Let’s play a game of numbers. Including fly-by-night operators and brands that try their luck by rebranding phones imported from abroad (read China). How many mobile phone brands do you think exist in India? And how many phones do you think each of them releases in a year?
Let me assure you that at least two new phones release every single day in this country. Yes, every day! Thus, for a phone to stand out, you’ve got to do something wickedly out-of-the-box. You could create a supremely controversial phone, or a phone that collaborates with another giant brand to claim greatness, or you could carry forward past success and say you’ve created another legend. That’s exactly the path that was followed by three phones in the last few days.
The Rs 251 phone. Freedom 251. Apologies to all who cursed under their breath, and congratulations to the minuscule few who may have got one in their hand. Yes, the phone that was supposed to change the destiny and empower the nation. One that was cheaper than a cup of coffee, that was going to be in every Indian hand – turned out to be only for the very lucky 5,000. Not crores, not lakhs – just 5,000.
But let’s forget the broken promises, the crores of publicity they got for free, the sky-high claims and the sad reality and focus on what finally came out when they shipped the world’s cheapest smartphone.
It’s a nice-looking phone, small, textured plastic, 4-inch Quad HD display, runs on Android 5, quad core processor. The camera takes okay pictures, it even manages selfies with the front camera. Add a microSD card and you may get away with loading some apps. It’s difficult to criticise the phone as every time you do that, the Rs 251 equation rears its cheap head!
Should you buy the Freedom 251? That’s a rhetorical question as you can’t get your hands on one. There’s a lesson that this phone does teach you. Never buy any product from the company that made Freedom 251. The ringing bells logo should start ringing alarm bells in your head.
Leica. To anyone who knows anything about cameras, that name is usually spoken with a hushed tone and a gushing awe. To hobbyists, Leica is the maker of God Cameras, and for professionals this is holy ground. Huawei obviously thought that bringing in Leica’s technology into its phone would make them the king of cameraphones.
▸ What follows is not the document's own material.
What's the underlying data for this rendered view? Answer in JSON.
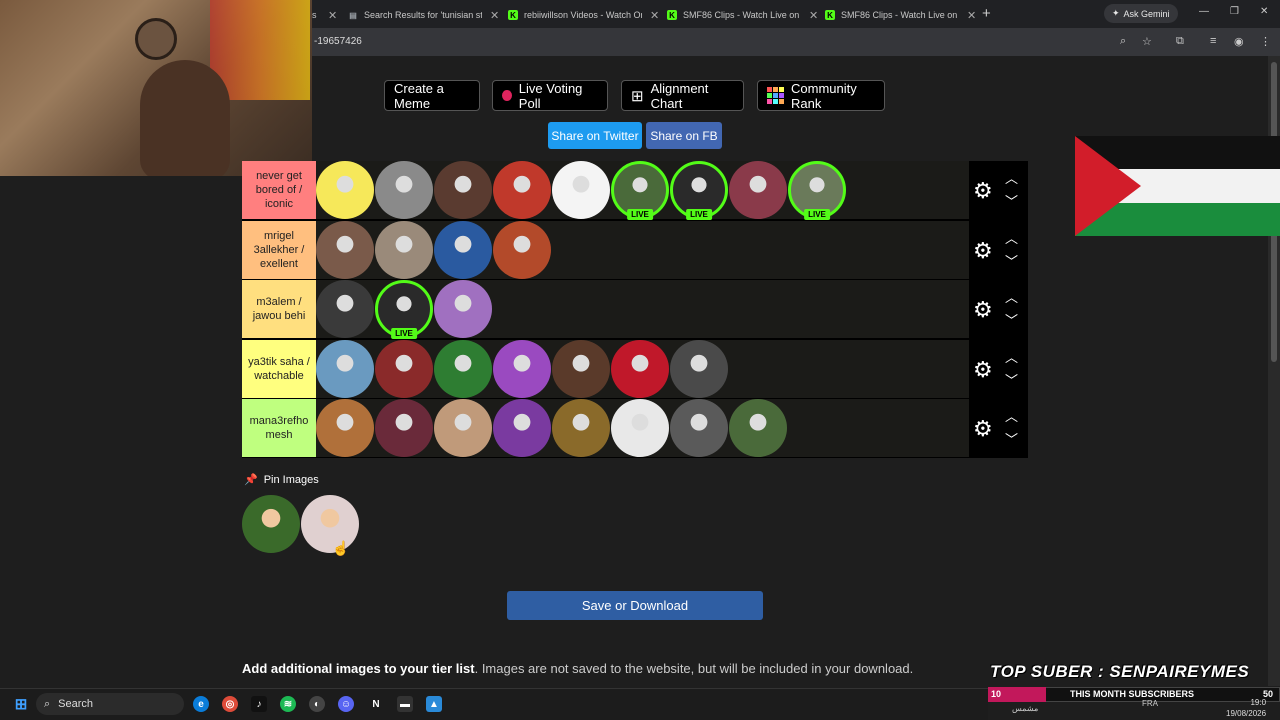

Did it translate into that? Well, it starts well as they brought in not one but dual lenses from the German optics giant. The phone oozes elegance with a supremely thin mono-bloc design. Fingerprint scanner at the back, near bezel-less 5.2-inch full HD display, 3GB RAM, Android 6.0 – it’s a top-line-spec phone.
Let’s get to its main USP, the dual-lens camera. Images were stunningly clear as the dual-lens technology has an edge when it comes to depth of field. Plus, one lens shoots in monochrome and the other in colour, resulting in superior contrast. No 4K video recording and no Optical Image Stabilisation are surprising omissions. The phone stands out but its price of about Rs 39K is a dampener. Still, it’s the cheapest way to get your hands on a Leica!
Triple crown quest
After launching two very successful devices, the S7 and the S7 Edge, Samsung aims for a triple crown with the Galaxy Note 7. For those wondering where the Note 6 is, well, it doesn’t exist! Maybe Samsung decided that if the next iPhone will be a 7, then the next Note should also be a 7. Thus the 6 got skipped!
Leaving aside the number magic, the Note 7 has big shoes to fill. The famous S Pen packs in some new nifty tricks. The stick’s tip is smaller, twice as sensitive, and thus, far more accurate. It lets you translate words on websites, create GIFs on YouTube and write on the screen at any time without turning on the phone screen.
Plus, because the phone is water-proof, the stylus works underwater too. Wonder how many of you have got the urge to jot down a note nine feet below the water line? If that was on your bucket list, then the Note 7 fulfills it. Another add-on is the iris or eye-scanner to unlock your phone with your eyes. It borrows the dual-curved design from the S7 edge, and on the 5.7-inch Quad HD display, it looks even better.
The Note 7 is the world’s first smartphone to use the super-tough Corning Gorilla Glass 5. Optics are fantastic, processor screams along, it looks amazing, works brilliantly and everything is just right. Except that nothing truly stands out. The Note series was always about pushing the envelope. This one plays it safe. Almost Apple safe.
In a country that launches more phones than social welfare schemes, these were the three standouts. It’s a good tactic to do something radically different to make a mark. What lies ahead? A phone they pay you to buy? A smartphone in collaboration with Tesla? The Galaxy S20 that skips 12 generations?
In the Indian smartphone market, any or all of these could well happen!
Rajiv Makhni is managing editor, Technology, NDTV, and the anchor of Gadget Guru, Cell Guru and Newsnet 3
From HT Brunch, August 28, 2016
Follow us on twitter.com/HTBrunch
Connect with us on facebook.com/hindustantimesbrunch